The California Department of Health Care Services (DHCS) proposed in early February to make select temporary telehealth flexibilities permanent and expand others. The flexibilities, which were put in place in response to the COVID-19 pandemic, include payment parity, expanded coverage for services delivered by federally qualified health centers and rural health centers, and some coverage for audio-only telehealth.

In other news, the DHCS released a revised “Expanding Access to Integrated Care for Dual Eligible Californians” policy memo earlier this month outlining the transition plan for dual eligibles and Cal MediConnect within the revised California Advancing and Innovating Medi-Cal Initiative (CalAIM) proposal. This policy is intended to help meet the statewide goals of improving care integration and person-centered care under both CalAIM and the California Master Plan for Aging (MPA). Under CalAIM, the DHCS will transition Cal MediConnect (CMC) and the Coordinated Care Initiative (CCI) to a statewide Managed Long-Term Services and Supports (MLTSS) and Dual Eligible Special Needs Plan (D-SNP) structure.


The Massachusetts Center for Health Information Analysis released a report revealing the gaps in protections from medical bills found throughout the state. Even those with health insurance are not fully shielded from burdensome medical bills. Fifteen percent of families surveyed reported problems paying medical bills and of that sample, 52 percent were contacted by a collection agency.


A case study published by the National Governor’s Association finds that the Michigan Coronavirus Racial Disparities Task Force reduced COVID-19-related cases and mortality among Black residents and may serve as a model for other states. A few of the best practices identified from the task force include: establishing clear objectives with specific metrics; ensuring cross-sectoral collaboration and diversity within the task force; and enabling leadership and state leaders who are committed to work and provide the right mix of expertise to minimize staff fatigue and stress. The case study found that the Task Force also contributed to reductions in health inequities by: distributing six million free masks; declaring racism a public health crisis; requiring implicit bias training for all state employees; and improving the quality of data reporting on racial disparities.


Tuesday, March 16 (11-12 p.m. Eastern) - Webinar Series: Housing and LGBTQIA+ Older Adults (Part 1), presented by the the National LGBTQIA+ Health Education Center. Please register for the webinar.  

Thursday, March 18 (2-3:30 p.m. Eastern) - Webinar: Caring for Those Who Care: Meeting the Needs of American Indian and Alaska Native Caregivers, presented by the Diverse Elders Coalition.

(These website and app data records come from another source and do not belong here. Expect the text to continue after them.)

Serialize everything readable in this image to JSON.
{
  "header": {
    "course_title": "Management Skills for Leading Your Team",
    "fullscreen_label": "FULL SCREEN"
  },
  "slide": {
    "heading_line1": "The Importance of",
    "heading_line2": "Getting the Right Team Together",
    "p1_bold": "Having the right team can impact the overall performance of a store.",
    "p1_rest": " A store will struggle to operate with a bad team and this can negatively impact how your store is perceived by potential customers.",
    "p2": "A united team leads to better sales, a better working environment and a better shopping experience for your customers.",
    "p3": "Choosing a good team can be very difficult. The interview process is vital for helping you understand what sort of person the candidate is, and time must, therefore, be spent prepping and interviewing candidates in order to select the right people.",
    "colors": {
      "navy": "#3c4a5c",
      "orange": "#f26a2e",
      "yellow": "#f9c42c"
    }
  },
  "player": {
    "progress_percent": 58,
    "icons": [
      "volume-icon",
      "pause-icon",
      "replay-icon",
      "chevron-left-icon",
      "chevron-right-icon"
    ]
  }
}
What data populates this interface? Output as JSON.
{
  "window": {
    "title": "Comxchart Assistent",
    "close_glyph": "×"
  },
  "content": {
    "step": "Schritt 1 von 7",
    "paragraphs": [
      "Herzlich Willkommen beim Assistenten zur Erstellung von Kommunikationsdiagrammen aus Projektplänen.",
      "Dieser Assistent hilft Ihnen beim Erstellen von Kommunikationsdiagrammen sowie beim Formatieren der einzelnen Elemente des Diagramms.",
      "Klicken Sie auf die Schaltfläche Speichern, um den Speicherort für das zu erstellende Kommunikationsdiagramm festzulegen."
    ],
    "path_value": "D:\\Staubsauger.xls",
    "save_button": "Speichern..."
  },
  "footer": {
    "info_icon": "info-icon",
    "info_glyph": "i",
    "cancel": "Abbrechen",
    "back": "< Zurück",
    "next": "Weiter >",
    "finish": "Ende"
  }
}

Please register for the webinar.  

Monday, March 22 (4-5 p.m. Eastern) - Webinar: A Dangerous Disruption? The Consequences of Delayed Care During COVID-19, presented by the Primary Care Collaborative. Please register for the webinar.  

Tuesday, March 23 (11-12 p.m. Eastern) - Webinar: Housing and LGBTQIA+ Older Adults (Part 2), presented by the National LGBTQIA+ Health Education Center. Please register for the webinar. 

Wednesday, March 24 (2-3 p.m. Eastern) - Webinar: Equitable Solutions for the Direct Care Workforce, presented by Altarum. Please register for the webinar.  

Wednesday, March 31 (1-2 p.m. Eastern) - Webinar: COVID-19 Vaccine for Homebound Older Adults - Challenges and Solutions, presented by Trust for America’s Health. Please register for the webinar.  

Thursday, April 15 - Application Deadline: Applications due for the Health & Aging Policy Fellows Program (2021-22). Please click here for an overview of the fellowship, including program tracks, eligibility and selection criteria, and application information.